Which lines of the data include the string "rest"? List them all.

*Input data*:

◇ ◇ ◇ ◇ ◇

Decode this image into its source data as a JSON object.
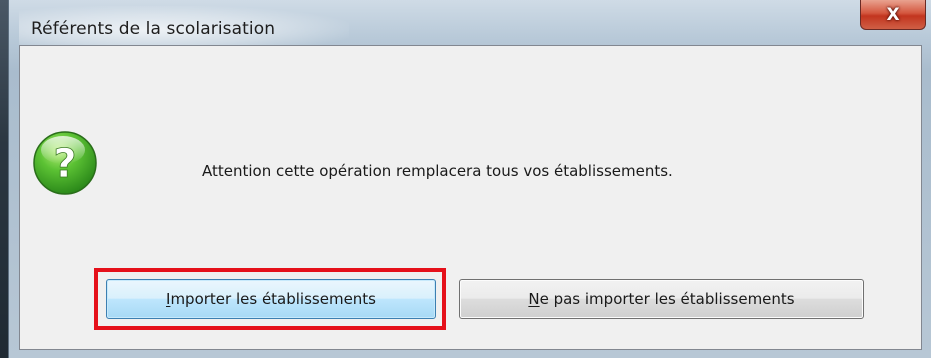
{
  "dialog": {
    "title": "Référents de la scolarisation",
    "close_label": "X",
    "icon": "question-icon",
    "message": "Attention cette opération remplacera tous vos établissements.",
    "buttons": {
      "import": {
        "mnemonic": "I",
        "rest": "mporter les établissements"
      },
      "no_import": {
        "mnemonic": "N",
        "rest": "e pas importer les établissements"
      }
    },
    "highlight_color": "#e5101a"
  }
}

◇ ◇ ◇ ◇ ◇

*Answer to the problem*:
        "rest": "mporter les établissements"
        "rest": "e pas importer les établissements"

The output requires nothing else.